Data records for software interfaces:

Content starts

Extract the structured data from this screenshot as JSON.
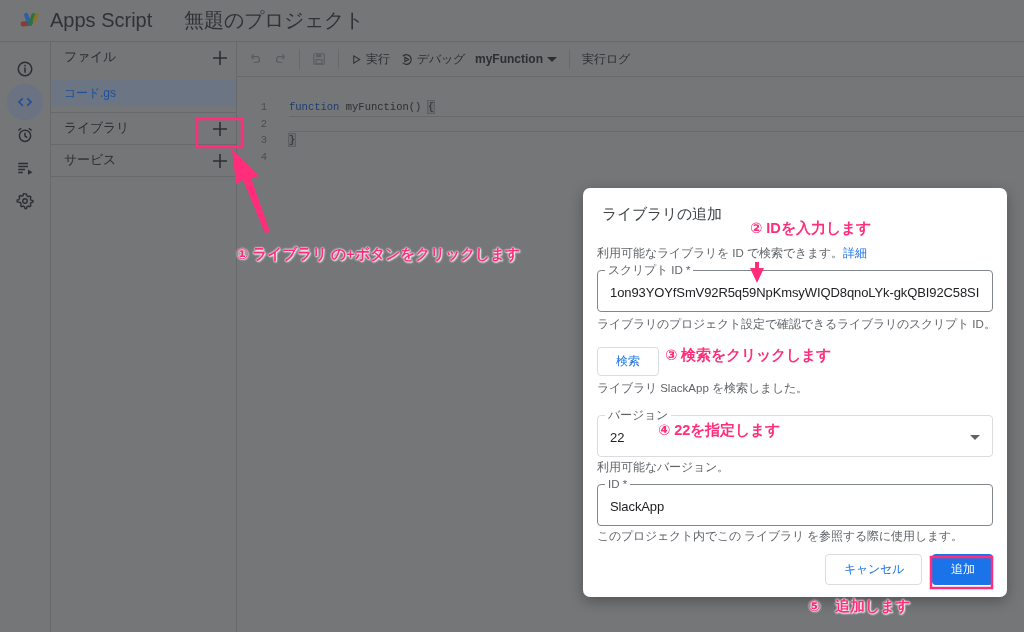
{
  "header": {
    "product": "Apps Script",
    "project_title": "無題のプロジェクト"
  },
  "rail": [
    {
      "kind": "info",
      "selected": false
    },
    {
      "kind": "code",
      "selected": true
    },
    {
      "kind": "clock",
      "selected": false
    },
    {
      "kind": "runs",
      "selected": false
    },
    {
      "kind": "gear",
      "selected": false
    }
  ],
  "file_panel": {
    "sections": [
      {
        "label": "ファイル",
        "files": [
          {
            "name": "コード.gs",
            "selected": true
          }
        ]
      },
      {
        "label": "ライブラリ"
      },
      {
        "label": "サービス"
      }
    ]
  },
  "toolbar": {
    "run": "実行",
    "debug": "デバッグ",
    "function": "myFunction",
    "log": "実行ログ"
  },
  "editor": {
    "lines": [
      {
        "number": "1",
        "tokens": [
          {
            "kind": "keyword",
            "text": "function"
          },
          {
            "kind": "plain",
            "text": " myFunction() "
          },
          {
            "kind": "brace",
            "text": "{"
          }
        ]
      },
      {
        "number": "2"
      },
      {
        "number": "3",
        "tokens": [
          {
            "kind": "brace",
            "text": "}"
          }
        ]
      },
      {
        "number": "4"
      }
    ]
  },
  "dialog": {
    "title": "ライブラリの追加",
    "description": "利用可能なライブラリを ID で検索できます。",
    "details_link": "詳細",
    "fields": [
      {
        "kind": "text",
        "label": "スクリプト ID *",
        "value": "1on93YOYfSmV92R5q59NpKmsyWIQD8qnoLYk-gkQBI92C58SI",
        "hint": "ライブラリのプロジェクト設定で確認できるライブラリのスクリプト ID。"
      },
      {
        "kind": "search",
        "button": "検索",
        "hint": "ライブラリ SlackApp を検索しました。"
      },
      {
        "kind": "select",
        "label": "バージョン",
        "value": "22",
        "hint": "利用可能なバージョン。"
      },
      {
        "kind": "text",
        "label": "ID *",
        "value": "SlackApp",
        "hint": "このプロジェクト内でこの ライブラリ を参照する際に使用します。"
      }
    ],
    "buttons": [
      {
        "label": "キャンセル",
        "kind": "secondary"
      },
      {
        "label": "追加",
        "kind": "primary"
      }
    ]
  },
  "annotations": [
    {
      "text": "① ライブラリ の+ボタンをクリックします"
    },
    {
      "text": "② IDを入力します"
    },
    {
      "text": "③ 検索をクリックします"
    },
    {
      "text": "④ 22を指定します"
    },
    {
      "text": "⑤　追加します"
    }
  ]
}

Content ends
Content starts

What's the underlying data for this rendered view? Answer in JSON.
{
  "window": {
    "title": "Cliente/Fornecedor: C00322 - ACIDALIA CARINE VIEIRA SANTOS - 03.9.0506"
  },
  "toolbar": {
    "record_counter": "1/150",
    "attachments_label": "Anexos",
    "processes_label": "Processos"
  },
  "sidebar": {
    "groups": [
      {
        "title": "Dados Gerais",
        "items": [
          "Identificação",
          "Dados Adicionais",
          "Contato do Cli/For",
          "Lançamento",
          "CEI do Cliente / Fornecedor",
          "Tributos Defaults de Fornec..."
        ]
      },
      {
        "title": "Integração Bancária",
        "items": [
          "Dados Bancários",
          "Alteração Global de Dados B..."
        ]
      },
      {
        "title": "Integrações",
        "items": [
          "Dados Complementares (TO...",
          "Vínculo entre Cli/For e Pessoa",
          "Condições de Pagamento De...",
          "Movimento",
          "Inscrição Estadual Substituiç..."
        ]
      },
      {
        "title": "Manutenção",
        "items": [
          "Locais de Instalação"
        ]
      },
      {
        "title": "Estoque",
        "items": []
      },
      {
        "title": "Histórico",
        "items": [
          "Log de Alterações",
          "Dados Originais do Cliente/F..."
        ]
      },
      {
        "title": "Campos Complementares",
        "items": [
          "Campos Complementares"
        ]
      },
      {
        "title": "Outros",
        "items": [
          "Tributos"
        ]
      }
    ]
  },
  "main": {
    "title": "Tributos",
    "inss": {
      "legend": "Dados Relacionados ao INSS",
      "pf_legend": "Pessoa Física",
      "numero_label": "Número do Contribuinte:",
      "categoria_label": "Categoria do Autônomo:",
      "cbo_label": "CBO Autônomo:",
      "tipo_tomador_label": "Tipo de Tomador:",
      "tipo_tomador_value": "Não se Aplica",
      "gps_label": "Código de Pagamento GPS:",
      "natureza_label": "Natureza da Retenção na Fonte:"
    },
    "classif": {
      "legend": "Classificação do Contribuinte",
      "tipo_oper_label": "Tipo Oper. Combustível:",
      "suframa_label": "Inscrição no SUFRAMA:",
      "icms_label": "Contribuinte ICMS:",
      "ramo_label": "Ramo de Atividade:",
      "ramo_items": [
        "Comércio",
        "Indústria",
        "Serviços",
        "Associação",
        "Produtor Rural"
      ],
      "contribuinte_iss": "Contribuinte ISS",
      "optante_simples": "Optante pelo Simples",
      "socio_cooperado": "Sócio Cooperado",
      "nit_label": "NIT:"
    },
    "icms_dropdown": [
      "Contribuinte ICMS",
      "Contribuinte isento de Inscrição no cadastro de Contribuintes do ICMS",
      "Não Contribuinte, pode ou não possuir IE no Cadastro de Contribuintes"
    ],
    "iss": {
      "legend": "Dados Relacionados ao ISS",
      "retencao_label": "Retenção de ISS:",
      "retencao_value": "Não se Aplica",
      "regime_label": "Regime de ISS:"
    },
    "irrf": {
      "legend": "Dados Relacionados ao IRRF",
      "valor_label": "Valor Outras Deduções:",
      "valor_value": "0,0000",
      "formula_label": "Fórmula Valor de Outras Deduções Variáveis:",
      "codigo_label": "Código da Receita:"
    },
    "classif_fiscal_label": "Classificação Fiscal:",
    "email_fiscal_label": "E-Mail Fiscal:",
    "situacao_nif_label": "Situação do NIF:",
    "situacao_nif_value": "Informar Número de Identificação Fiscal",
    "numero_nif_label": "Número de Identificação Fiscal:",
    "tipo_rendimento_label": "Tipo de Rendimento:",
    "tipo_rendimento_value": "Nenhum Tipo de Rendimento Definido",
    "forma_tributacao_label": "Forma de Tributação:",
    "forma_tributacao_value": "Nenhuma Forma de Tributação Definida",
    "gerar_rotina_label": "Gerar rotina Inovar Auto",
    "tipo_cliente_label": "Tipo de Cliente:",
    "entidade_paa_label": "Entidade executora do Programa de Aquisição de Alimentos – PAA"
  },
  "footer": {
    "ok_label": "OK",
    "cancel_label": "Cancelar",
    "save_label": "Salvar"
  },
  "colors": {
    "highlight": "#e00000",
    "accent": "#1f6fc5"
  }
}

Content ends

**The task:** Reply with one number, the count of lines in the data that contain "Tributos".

**Exercise solution:** 3